Built between 1327 and 1377 during the reign of Edward III, the stone carvings high on the walls of the chancel commemorate this fact as Edward looks across from the south side at his wife, Queen Phillipa, on the north.
Whilst the exterior is an intelligent 19th century rebuild by EF Law and others the interior reveals its 14th century origin with both octagonal and rounded piers. Note the knobbly and naturistic foliate capitals.
From the 17th century comes the Jacobean pulpit and 1662 font. The 19th century saw the arrival of stained glass notably by Hardman and Co in the chancel based on the design by AWN Pugin and later by Lavers & Westlake, and William Wailey.

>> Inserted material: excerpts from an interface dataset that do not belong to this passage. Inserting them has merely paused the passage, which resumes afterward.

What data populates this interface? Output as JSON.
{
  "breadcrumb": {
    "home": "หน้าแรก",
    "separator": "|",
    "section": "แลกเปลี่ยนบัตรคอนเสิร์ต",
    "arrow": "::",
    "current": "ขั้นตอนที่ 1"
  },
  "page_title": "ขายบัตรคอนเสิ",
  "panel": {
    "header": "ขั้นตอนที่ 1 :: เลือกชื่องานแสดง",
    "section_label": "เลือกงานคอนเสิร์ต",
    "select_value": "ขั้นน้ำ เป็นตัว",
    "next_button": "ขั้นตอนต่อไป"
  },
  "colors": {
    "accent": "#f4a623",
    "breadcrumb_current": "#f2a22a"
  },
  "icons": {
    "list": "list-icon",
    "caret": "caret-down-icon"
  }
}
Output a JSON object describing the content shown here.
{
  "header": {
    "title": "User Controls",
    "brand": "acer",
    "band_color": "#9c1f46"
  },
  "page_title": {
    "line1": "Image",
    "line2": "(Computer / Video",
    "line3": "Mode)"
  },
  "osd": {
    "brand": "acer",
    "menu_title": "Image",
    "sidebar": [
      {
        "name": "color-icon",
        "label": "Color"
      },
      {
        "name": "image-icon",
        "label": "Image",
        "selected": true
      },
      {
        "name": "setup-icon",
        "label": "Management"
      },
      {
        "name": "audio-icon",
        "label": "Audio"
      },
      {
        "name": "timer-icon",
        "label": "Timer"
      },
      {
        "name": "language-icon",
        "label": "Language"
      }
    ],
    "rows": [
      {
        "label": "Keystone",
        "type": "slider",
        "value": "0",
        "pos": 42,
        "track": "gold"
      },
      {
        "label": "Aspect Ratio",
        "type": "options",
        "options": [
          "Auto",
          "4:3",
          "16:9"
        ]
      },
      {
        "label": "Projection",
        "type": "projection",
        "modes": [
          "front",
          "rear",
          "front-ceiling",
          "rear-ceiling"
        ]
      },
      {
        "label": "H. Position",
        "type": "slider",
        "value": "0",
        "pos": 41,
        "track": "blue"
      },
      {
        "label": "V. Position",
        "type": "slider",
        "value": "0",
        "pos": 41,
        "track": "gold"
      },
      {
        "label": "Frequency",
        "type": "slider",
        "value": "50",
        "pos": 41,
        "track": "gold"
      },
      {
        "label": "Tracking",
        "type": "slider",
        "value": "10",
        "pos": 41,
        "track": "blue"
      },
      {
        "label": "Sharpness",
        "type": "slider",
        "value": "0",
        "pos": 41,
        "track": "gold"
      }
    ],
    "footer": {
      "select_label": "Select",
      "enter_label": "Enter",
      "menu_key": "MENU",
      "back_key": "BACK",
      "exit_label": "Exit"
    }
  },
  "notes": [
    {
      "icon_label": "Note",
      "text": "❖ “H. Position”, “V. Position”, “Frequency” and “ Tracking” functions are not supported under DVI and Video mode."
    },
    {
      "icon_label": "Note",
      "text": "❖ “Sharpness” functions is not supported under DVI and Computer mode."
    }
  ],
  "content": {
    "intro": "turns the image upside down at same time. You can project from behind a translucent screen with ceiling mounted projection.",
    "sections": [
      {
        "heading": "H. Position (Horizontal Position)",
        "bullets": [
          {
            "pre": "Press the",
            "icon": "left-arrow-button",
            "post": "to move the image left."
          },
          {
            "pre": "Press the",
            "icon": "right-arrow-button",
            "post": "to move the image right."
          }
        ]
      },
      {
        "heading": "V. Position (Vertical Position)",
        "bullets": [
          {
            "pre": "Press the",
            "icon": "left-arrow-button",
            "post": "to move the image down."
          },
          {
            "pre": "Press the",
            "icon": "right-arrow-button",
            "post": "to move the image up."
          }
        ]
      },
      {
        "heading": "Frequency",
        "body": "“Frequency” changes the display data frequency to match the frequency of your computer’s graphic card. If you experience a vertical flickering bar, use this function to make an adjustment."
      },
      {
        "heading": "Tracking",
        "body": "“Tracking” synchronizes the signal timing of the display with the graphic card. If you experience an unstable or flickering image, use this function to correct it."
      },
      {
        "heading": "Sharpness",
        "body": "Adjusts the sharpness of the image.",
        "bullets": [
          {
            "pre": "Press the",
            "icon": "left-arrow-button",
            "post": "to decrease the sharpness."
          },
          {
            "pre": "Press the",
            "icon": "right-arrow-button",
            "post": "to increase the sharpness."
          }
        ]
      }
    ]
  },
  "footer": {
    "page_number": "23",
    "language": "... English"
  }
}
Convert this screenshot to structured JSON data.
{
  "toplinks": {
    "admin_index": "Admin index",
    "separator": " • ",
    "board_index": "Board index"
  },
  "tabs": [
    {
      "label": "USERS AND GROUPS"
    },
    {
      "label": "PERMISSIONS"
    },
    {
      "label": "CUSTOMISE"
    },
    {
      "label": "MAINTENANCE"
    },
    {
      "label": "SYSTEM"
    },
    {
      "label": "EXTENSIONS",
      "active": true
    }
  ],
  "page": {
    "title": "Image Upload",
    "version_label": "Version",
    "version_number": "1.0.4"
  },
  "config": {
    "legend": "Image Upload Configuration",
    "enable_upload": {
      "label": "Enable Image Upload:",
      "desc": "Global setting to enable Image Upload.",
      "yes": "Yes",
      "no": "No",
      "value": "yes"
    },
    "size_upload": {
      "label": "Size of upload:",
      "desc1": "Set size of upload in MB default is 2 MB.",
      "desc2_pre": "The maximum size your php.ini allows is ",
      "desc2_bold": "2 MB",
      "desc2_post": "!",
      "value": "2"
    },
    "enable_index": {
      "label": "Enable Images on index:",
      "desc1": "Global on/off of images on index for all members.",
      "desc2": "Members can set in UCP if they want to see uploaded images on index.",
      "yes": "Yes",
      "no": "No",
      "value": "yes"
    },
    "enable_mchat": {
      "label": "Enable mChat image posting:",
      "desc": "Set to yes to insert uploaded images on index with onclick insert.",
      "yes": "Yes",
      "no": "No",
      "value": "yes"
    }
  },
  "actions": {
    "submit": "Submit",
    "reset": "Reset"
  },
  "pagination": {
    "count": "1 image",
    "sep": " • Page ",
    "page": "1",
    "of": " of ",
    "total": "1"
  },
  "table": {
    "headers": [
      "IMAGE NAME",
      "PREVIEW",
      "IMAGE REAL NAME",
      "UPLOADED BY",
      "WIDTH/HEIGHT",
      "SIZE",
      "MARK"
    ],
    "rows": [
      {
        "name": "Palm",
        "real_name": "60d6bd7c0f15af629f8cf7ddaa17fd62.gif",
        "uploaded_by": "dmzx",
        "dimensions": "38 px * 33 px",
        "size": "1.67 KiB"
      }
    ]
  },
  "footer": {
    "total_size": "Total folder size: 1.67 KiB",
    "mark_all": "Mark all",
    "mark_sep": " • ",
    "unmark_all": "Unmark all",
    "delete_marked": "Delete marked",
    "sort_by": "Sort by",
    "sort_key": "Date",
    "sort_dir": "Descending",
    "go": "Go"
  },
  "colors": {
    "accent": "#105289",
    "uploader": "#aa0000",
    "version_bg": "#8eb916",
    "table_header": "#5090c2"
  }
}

Some good monuments especially that to members of the Danvers family, 1790 by Thomas Burnel & Son, rather old fashioned, neo baroque, with standing cherubs and obelisks. The Danvers family gave their name to the Manor House in the village, part of which survives as Danvers House, which stands at the west end of the village on the left side of the road at the apex of the hill.